The upcoming citrus season will be much easier from a commercial point of view for Egyptian exporters, helped by improved sizes and low competition, according to Eslam Gelila, CEO of Gelila.

Eslam says, "Last season was very challenging to navigate. However, everything has improved this year - size, quality, and demand - for all citrus fruits. This promises to be an easier campaign than the season before. Two weeks from harvest, brix is currently at 12% and higher, and should reach 13 as we harvest. Coloration has reached 80-90% in many farms."

One of last season's biggest challenges was the abundance of small-sized fruit, which had a major impact on prices and destinations. However, this year the distribution of sizes is well balanced, says Eslam, with 20% of small sizes, 50 of medium sizes, and 30% of large sizes for the navel oranges that open the season. "This will enable us to recover our share in markets that prefer large sizes, such as China, where orders were down last season," adds the exporter.

The Egyptian season is starting as the South African season finishes, and Morocco and Spain have had a failed start to their campaign due to drought, which is likely to impact their entire season. "We remain in the market with Turkey, which has more citrus volumes than last season but has quality concerns, judging by the complaints we're currently seeing on the market, and Greece, with low volumes."

"We're, therefore, expecting greater demand from France, Greece, Germany, and Italy due to the drop in Spanish production. We're already seeing strong demand even before the start of the campaign from the Netherlands, the re-export hub for the entire Europe, and this will add to our traditional markets such as Russia and Saudi Arabia," adds the exporter.

The drop in production in Morocco and Spain will leave the ground for Egyptian exporters in markets where they don't normally export in large volumes, says Gelila "This is the case for South America, the Philippines, and Canada."

Asked about claims by Spanish growers' unions that black mold was found in Egyptian citrus, Gelila replies, "We're used to this kind of claims, which are aimed not only at Egypt but at any country that competes with Spanish growers.

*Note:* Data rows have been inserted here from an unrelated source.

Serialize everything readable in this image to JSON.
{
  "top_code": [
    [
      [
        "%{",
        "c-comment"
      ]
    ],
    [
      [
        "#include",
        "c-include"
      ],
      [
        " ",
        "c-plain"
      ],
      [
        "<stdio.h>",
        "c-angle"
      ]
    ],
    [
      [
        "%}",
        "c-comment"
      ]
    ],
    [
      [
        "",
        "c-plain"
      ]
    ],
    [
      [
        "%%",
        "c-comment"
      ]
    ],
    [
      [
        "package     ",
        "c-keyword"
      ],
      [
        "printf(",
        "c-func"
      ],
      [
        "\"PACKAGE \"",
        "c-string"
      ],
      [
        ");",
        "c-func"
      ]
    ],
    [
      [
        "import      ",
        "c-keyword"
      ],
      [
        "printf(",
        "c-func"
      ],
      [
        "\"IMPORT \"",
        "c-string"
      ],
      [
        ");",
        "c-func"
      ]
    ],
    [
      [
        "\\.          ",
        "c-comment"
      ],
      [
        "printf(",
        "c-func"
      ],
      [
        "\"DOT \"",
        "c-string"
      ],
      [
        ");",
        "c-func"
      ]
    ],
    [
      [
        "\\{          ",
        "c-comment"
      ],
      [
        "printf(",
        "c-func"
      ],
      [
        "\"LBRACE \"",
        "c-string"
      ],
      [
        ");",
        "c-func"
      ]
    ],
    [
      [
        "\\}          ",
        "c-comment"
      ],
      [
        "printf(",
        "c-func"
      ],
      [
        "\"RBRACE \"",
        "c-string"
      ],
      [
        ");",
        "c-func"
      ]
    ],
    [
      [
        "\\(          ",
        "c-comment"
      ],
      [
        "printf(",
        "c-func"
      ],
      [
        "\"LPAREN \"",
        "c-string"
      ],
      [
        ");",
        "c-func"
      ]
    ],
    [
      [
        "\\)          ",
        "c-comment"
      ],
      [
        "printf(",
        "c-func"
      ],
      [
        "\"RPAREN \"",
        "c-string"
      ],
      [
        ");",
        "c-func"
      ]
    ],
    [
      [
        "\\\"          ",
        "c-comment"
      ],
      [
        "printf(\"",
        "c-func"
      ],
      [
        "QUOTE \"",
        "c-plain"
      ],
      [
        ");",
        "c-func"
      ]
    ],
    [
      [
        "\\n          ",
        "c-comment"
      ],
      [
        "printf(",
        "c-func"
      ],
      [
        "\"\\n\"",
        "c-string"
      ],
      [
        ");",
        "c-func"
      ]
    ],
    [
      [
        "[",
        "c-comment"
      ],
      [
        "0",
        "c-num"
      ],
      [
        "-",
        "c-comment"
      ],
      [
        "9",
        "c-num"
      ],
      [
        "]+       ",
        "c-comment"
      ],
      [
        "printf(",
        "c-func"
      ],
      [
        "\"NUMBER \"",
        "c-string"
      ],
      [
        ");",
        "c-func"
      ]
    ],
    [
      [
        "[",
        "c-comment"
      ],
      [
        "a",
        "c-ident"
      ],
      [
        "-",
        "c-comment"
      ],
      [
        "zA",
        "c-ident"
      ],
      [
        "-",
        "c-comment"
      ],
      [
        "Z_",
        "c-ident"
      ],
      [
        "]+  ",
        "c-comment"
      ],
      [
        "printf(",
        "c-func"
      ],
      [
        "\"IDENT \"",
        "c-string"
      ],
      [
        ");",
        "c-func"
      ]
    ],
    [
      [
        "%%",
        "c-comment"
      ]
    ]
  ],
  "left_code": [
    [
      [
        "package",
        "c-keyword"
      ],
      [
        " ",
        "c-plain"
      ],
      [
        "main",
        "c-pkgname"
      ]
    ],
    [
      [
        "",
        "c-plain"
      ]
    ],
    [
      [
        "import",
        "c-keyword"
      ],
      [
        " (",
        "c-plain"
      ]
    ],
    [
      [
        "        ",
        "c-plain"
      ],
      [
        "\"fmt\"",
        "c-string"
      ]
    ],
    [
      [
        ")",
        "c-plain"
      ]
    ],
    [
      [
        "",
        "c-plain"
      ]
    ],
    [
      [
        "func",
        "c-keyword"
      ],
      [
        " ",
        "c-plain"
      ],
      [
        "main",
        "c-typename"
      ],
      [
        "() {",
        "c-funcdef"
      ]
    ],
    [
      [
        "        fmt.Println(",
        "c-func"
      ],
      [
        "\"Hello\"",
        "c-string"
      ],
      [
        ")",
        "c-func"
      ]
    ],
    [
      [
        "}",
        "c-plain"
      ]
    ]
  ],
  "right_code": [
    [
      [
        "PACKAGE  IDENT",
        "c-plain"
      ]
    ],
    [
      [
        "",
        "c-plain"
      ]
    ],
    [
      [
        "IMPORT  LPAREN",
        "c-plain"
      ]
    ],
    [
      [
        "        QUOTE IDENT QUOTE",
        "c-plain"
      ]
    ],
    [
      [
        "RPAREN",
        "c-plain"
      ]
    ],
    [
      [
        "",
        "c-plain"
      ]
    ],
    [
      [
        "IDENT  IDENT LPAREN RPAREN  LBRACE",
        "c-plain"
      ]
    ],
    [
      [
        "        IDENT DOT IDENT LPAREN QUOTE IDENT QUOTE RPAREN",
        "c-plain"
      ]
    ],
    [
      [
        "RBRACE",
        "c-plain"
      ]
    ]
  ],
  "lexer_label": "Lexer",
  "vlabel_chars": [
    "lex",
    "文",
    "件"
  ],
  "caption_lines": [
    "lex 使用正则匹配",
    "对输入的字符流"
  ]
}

We have not observed the presence of any disease in citrus fruit, nor have we received any claims to that effect. The Egyptian sanitary authorities are very strict, and our fruits are exported worldwide. If there was black mold, everyone would know about it."

"At Gelila Company, we acquired new certifications such as "FSSC" and "ICS," in addition to the existing certifications, including ISO, GLOBAL GAP, SEDEX, GRASP, and BRCGS, which underscore our strong dedication to food safety and the quality of our products"

The exporter concludes, "We proudly export many fruits and vegetables on a daily basis, such as oranges, lemons, onions, mangoes, pomegranates, grapes, grapefruits, mandarins, garlic, potatoes, sweet potatoes, iceberg lettuce, bell peppers, and others. We continue to enhance the quality of these products with advanced production facilities and meticulous monitoring techniques. We take food security seriously and deliver risk-free products, providing our customers with a distinctive and secure consumption experience."

Eslam Gelila
Gelila
Tel. +20 100 000 4540
Email: ceo@gelila-eg.com
www.gelila-eg.com